- 6:30 AM
Ever used one of those Burger King soda fountains that lets you create your own drink? It’s actually the brainchild of the Coca-Cola company, and it’s connected to the internet.
They’re known as Freestyle machines. You’ll find more than 2,000 of them inside the world’s Burger Kings, and many other restaurants and movie theaters throughout the United States and the United Kingdom have them as well. They’re all connected to the internet, so that Coca-Cola can track what drinks people are making and how often.
That’s one reason Coca-Cola now owns 16 million unique network identifiers usually reserved for Wi-Fi cards and other networking equipment.
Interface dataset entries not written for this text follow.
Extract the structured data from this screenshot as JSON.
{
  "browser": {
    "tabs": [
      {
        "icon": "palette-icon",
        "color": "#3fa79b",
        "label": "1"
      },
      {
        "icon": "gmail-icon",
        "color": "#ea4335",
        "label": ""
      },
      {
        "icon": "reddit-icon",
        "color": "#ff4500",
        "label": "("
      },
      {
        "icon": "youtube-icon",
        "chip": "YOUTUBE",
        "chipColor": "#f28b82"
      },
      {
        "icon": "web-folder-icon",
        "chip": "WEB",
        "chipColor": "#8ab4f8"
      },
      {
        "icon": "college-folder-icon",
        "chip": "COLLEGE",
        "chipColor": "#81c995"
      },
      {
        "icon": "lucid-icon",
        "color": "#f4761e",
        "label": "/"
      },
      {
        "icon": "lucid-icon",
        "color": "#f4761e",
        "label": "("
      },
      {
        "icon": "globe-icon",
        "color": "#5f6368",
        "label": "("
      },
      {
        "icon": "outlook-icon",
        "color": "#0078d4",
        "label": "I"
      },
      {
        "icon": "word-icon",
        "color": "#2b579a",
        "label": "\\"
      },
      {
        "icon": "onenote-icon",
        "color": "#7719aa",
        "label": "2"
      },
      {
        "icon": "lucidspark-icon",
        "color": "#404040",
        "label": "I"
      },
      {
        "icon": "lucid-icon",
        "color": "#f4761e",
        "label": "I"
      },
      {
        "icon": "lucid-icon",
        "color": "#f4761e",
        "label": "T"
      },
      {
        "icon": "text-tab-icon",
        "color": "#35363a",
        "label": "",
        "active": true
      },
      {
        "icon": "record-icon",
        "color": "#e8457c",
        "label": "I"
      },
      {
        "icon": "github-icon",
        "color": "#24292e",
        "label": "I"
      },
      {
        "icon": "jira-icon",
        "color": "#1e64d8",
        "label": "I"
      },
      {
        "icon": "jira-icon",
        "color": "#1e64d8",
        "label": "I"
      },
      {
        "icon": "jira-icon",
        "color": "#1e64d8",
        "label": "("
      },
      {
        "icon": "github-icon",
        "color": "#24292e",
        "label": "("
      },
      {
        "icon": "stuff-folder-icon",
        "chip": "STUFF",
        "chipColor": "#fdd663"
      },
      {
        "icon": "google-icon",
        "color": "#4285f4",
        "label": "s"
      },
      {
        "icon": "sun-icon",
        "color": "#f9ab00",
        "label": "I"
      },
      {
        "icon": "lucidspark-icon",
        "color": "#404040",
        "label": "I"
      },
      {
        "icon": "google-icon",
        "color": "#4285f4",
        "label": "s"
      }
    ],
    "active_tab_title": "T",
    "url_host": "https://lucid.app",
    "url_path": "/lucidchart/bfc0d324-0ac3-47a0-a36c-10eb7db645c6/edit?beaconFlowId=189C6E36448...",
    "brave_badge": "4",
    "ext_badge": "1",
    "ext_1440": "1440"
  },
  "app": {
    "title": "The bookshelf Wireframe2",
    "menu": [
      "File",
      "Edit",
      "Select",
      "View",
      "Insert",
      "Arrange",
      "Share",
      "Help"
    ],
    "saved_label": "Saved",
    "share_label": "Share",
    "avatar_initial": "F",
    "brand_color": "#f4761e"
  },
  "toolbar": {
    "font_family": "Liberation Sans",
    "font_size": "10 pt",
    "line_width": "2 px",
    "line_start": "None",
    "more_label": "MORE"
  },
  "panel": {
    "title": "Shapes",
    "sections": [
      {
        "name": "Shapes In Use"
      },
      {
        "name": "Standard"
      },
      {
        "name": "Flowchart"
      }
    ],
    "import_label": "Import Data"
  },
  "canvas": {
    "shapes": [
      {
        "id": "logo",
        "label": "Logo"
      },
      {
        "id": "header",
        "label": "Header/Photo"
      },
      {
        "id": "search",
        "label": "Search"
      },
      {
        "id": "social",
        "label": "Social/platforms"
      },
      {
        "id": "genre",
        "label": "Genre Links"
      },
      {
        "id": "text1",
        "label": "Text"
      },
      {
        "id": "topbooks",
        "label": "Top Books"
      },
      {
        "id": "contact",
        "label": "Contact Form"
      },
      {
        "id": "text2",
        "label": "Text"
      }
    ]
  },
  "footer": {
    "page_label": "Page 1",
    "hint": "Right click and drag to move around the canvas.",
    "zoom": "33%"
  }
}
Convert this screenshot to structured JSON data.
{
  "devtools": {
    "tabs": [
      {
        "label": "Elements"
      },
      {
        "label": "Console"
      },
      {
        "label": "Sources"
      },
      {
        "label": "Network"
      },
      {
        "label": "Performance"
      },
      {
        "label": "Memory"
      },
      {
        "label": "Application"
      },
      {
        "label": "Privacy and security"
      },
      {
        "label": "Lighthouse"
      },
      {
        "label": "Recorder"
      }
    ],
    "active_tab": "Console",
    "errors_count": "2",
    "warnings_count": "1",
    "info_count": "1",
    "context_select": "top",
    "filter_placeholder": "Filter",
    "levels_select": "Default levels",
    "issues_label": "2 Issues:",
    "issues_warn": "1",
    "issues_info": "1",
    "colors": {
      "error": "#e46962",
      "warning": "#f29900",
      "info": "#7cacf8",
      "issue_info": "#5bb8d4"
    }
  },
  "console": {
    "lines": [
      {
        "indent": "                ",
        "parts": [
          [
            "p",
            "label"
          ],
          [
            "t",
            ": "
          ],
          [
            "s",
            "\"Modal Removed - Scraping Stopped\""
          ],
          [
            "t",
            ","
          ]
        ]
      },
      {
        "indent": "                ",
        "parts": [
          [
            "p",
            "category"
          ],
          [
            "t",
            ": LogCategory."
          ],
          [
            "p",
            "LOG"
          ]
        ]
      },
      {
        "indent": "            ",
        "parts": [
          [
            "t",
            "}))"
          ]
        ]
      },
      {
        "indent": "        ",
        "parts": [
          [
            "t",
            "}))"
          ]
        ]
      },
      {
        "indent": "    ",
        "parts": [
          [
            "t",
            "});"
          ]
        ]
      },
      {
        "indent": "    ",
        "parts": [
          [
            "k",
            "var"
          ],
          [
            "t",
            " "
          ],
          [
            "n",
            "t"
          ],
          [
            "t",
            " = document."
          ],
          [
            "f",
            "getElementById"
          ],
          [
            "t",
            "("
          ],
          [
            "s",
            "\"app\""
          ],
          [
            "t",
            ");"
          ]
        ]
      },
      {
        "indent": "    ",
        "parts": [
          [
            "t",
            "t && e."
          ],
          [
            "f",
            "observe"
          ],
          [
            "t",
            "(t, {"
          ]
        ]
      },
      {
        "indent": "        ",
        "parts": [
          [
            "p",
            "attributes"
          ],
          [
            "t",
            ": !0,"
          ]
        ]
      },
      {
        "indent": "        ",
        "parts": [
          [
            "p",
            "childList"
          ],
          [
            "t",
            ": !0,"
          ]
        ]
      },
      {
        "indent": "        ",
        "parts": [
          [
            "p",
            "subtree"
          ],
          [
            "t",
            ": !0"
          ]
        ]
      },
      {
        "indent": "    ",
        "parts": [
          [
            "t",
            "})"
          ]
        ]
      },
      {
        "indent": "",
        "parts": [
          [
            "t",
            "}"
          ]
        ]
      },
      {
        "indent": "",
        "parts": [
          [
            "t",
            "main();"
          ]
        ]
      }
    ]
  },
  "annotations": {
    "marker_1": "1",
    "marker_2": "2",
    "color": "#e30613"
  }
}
This week, many people were surprised to learn that a soda company controls that many network IDs, with the geeks at Slashdot, a popular online hangout for techies, launching an epic discussion about what the company would do with all those addresses. But we already know a bit about Coke’s plans, and as we approach “The Internet of Things,” the fact of the matter is that this sort of network ID grab is par for the course.
Coca-Cola’s network ID stash isn’t that unusual, according to John Matherly, the man behind Shodan, a search engine for The Internet of Things — the ever-growing array of devices that tap into our global network. First off, Coca-Cola has owned these identifiers since at least 2010. And while 16 million may sound like a lot, it’s actually the smallest number of these unique identifiers you can reserve at one time.
Coca-Colla did not respond to a request for an interview about its Internet of Thing ambitions. But in all likelihood, these addresses are already being used in the company’s Freestyle machines as well as the internet-connected vending machines it’s testing in Texas. That said, the decision to secure a block of addresses en masse may hint at even larger online ambitions for the company.
All network cards have these unique identifiers, referred to as a “media access control address,” or MAC address. These are separate from IP addresses assigned by internet service providers. A device’s MAC address will be the same on any network, regardless of the IP address. If you use your laptop on your wireless network at home and then use it at on a wireless network at a coffee shop, your MAC address will remain the same but your IP address will change. In that sense, a MAC address is more like a virtual serial number than a network address.
An organization called the Institute of Electrical and Electronics Engineers, Incorporated, or IEEE, manages MAC address registration. These identifiers are usually reserved by companies that sell networking cards and equipment. Because of how identifiers are generated, companies that want to reserve a block of addresses must do so in sets of 16 million, as Matherly explains.
That’s not a lot for a company like Cisco, which sells millions of network devices each year. But for companies like Coca-Cola, it may be more than they need. That said, the mere decision grab them by the block — as opposed to securing them one-by-one — shows Coke is serious about this internet thing. “What’s more interesting to me is that they decided to get their own MAC address range,” Matherly says. “This could’ve been a prudent move by an engineer to guarantee their devices a unique range of identifiers in the future, or it’s part of a larger strategy to make their infrastructure — including vending machines — more connected.”
In addition to the Freestyle machines, Coca-Cola has been testing 200 web-connected vending machines in the Austin, Texas area and plans to roll out tens of thousands more, according toBloomberg Businessweek.
The killer feature of a web-connected vending machine is the ability to process credit cards and mobile payments. But the Freestyle machines and the smart vending machines also open a new frontier in collecting real-time data about customer behavior. Coca-Cola could greatly simplify logistics, asBusinessweek points out, by making it possible to know when to restock a machine and how much inventory each one needs, without having to send a truck to each one first.
That only scratches the surface, Matherly says. Because the machines use digital displays, Coca-Cola could do the same type of A/B testing that marketers and political campaigners do on websites and advertisements. For example, the company could determine which arrangements of drinks lead to the most sales, and it could customize the displays on each individual machine depending on what works best for its customers.
It’s unlikely that Coca-Cola will burn through all 16 million MAC addresses with vending machines and soda fountains alone. There are only about 6 to 7 million vending machines total in the entire United States, according to a spokesperson at USA Technologies, a company that sells payment processing systems for vending machines and other retailers. There’s probably roughly twice that number in the entire world.
That means the company’s could take its ambitions even further.